Conservation officers work with local, state and federal law enforcement agencies and respond to emergency and general criminal complaints in every area of the state, urban and rural. They talk with anglers, boaters and hunters, search for lost residents, save lives and even help contain wildfires.
More recently – in the wake of the COVID-19 emergency – these officers also have been part of social distancing “drive by” birthday celebrations. This brief video shows one such example, helping to mark the moment in a new way for one little girl.
“I’m proud of the excellent workforce we have today,” said Gary Hagler, DNR Law Enforcement Division chief. “We have sworn officers and civilian employees who are flexible and adaptable to the evolving nature of conservation law enforcement.”

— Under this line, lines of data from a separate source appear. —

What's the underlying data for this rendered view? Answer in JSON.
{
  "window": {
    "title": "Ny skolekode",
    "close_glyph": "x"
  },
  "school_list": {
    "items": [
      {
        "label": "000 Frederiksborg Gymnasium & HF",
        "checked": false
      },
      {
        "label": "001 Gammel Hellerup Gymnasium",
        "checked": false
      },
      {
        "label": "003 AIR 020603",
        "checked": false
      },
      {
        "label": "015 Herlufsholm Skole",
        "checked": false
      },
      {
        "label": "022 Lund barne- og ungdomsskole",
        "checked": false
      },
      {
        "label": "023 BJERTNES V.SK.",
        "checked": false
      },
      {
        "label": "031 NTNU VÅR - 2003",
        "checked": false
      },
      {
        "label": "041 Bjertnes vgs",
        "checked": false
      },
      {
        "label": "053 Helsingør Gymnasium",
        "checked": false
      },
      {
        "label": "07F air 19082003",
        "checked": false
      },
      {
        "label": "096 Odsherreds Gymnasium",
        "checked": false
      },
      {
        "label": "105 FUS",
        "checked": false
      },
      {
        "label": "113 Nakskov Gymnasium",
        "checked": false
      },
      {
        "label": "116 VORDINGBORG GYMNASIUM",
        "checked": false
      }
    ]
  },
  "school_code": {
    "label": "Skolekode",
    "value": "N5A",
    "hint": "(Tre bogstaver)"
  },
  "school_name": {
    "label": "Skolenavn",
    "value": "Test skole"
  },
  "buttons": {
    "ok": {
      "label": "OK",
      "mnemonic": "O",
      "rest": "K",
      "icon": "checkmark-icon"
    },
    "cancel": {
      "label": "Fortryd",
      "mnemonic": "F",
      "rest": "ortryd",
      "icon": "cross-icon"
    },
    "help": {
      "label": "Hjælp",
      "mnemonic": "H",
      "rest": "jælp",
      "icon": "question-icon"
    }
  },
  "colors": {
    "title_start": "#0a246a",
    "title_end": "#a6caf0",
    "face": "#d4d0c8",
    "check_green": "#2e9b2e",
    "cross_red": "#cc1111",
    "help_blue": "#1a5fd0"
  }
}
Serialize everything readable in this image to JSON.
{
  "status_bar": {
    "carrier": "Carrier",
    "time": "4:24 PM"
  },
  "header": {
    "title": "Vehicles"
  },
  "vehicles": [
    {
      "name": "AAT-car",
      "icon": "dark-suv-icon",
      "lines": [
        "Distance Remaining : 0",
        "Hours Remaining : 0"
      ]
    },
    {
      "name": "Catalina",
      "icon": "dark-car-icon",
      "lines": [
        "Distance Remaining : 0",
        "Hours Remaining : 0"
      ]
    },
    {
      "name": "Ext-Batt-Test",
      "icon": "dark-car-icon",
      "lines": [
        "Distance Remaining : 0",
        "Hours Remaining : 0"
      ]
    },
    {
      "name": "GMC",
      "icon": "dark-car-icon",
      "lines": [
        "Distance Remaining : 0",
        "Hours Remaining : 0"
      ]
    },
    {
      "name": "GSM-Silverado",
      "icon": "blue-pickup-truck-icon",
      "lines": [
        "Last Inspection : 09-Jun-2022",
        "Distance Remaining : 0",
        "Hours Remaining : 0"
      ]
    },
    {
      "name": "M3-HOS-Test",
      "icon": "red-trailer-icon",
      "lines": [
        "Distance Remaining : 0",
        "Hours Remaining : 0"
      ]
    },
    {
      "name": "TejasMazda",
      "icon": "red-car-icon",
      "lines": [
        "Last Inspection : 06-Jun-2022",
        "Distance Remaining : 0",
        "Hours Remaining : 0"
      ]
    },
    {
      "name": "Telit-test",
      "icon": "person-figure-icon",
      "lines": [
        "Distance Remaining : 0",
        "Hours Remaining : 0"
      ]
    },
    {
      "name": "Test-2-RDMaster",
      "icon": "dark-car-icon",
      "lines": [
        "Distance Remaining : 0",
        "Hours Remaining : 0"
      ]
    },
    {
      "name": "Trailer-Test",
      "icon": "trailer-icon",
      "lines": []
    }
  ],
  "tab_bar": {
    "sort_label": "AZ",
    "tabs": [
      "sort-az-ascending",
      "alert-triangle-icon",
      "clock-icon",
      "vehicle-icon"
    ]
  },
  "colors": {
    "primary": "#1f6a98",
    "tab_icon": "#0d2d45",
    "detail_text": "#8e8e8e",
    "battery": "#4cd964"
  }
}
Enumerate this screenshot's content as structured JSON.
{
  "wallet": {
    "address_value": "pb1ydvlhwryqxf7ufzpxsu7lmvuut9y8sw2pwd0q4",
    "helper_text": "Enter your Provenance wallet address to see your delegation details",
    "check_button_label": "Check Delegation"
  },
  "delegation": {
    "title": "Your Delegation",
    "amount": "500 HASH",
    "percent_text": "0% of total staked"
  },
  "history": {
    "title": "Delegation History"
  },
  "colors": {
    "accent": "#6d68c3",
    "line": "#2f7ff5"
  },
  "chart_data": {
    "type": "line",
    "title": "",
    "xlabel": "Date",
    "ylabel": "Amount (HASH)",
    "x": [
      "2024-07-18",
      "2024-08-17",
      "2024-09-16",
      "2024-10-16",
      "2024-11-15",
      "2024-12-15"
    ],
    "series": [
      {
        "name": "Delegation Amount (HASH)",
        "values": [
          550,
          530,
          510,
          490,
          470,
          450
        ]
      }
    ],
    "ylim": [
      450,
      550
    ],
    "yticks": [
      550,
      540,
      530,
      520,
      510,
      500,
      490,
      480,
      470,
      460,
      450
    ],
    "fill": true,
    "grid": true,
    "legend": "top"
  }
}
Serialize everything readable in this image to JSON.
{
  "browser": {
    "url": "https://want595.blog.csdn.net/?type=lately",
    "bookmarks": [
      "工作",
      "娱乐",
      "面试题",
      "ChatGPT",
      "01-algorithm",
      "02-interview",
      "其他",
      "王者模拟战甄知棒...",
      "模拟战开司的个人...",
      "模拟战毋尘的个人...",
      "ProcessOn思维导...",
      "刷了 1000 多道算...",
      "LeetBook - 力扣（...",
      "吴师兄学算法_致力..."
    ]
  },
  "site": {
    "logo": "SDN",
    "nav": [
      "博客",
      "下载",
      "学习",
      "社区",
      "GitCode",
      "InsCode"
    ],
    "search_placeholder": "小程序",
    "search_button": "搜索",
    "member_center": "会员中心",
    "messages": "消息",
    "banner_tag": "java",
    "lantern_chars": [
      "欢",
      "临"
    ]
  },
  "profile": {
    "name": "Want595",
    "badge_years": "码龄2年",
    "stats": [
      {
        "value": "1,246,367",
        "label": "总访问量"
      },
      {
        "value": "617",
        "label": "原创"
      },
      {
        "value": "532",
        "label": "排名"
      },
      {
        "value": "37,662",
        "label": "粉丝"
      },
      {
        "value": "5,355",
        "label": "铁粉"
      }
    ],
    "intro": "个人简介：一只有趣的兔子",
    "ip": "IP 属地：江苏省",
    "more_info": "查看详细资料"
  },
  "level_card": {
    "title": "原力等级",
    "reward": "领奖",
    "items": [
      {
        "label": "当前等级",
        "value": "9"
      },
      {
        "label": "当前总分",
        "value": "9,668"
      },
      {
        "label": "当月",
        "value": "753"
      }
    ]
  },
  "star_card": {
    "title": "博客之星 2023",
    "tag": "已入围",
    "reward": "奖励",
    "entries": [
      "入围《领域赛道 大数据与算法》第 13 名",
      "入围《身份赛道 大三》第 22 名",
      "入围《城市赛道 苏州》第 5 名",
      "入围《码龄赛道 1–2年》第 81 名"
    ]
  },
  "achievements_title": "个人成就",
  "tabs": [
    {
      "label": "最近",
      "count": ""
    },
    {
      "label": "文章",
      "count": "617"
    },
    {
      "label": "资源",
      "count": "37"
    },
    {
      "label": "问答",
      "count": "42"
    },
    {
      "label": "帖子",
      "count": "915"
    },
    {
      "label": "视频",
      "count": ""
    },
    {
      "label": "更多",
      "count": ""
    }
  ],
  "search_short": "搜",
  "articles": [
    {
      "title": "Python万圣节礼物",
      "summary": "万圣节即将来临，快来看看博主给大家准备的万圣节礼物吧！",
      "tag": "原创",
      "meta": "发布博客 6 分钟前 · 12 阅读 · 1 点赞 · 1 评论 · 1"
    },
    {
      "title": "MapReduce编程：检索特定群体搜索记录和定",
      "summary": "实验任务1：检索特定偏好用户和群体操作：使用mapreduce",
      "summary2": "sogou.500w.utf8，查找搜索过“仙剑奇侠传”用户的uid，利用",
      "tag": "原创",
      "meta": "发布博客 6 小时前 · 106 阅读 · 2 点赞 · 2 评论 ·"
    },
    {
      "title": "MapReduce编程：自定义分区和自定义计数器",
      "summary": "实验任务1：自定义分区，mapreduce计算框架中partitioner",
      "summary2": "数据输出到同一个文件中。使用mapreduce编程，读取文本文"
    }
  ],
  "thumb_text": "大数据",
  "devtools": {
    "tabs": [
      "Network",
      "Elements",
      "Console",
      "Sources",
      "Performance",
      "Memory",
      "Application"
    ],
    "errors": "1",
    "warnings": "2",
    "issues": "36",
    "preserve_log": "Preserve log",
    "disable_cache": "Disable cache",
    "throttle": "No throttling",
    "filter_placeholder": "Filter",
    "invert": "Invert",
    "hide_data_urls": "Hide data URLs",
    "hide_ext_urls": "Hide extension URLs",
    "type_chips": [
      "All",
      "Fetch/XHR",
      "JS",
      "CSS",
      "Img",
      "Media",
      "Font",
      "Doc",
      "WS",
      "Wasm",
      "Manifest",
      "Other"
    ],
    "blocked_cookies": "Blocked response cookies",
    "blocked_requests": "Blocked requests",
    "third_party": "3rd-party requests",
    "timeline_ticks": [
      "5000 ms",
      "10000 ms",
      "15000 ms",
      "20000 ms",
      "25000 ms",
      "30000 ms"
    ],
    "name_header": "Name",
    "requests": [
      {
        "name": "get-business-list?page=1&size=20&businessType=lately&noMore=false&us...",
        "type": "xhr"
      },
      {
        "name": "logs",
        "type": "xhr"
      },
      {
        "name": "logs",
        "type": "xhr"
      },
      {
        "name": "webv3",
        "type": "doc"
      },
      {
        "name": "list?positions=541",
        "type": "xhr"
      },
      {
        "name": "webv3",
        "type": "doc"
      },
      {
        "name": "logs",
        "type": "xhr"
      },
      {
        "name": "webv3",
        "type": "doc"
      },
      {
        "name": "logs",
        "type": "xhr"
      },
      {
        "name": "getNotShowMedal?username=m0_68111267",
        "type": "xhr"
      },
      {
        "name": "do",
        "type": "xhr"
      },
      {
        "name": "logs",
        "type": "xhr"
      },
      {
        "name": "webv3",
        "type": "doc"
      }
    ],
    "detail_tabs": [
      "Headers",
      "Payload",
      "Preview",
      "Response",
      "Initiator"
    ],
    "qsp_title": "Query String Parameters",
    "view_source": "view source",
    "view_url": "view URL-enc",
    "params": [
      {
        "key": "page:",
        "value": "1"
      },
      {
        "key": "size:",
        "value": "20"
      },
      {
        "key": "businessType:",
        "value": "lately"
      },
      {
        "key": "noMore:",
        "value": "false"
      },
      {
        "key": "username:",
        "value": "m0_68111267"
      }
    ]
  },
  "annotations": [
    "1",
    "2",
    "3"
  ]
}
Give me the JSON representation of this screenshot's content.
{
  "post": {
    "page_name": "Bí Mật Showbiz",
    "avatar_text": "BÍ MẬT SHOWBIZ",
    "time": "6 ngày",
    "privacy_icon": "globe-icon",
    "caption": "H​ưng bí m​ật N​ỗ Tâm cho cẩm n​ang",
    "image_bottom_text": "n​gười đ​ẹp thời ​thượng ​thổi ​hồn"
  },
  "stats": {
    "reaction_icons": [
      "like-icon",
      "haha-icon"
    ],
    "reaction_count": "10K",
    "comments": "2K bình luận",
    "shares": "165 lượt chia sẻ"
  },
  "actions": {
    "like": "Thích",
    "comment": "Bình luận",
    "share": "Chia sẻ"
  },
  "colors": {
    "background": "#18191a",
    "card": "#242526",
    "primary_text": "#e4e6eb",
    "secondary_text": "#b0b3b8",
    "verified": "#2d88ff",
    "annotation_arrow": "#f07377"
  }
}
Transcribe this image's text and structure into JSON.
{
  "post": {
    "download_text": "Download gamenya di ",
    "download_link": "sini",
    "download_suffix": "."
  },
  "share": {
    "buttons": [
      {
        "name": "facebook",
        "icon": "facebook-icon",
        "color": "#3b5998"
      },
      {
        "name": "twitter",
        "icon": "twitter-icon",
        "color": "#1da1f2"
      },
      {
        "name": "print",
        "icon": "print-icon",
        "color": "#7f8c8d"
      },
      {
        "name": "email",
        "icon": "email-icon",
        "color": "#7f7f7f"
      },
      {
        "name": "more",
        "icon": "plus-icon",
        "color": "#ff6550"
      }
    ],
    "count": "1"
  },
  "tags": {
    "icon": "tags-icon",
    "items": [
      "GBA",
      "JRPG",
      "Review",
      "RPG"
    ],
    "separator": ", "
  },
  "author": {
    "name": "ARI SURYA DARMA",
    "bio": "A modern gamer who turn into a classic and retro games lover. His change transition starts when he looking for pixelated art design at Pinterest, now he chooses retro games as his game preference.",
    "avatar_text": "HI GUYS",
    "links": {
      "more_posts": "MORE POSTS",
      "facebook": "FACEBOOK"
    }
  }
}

The coronavirus situation in Michigan created new opportunities for conservation officers to serve. In early April, as the number of COVID-19 cases in Detroit was rapidly climbing, state officials decided to convert the downtown TCF Center (the former Cobo Center) into a field hospital for more than 900 patients, assisted by the U.S. Army Corps of Engineers. Conservation officers assigned to the Law Enforcement Division’s emergency management section helped coordinate and staff a DNR incident management team at the Detroit site.
Thankfully, the need for the field hospital has lessened and it closed last week after discharging its final patient, but conservation officers continue to help distribute essential personal protective equipment and supplies throughout the state.
As Michigan moves through this public health emergency, DNR conservation officers remain committed to protecting and supporting their communities. Learn more about their daily work at Michigan.gov/ConservationOfficers.
Questions? Contact Katie Gervasi at 517-290-0679. (In the photo above, a conservation officer prepares a package of hand sanitizer for shipment.)
|A quiet spot in your backyard, a thicket or a patch of tall grass – these all are places where fawns have been found. If you do come across a fawn this spring, don’t touch it. There’s a very good chance it is right where it’s supposed to be.
A mother deer will hide her fawn to help protect it from predators, often leaving it unattended to avoid drawing attention to the hiding place. Young fawns have excellent camouflage and lay very still, making it harder for predators to find them.
You may think these fawns have been abandoned, but that rarely is the case. The mother will return periodically to nurse her fawn when she feels it is safe. Your best move is to quietly enjoy the fawn from a distance, because leaving baby animals in the wild ensures their greatest chance for survival.
It’s a frequent DNR message that bears repeating: only licensed wildlife rehabilitators may possess abandoned or injured wildlife. Unless a person is licensed, it is illegal to possess a live wild animal, including deer, in Michigan.
Everyone shares the responsibility of keeping Michigan’s wildlife wild. Additional tips and information on what to do if you find a baby animal are available at Michigan.gov/Wildlife.
Questions? Contact the DNR Wildlife Division at 517-284-9453.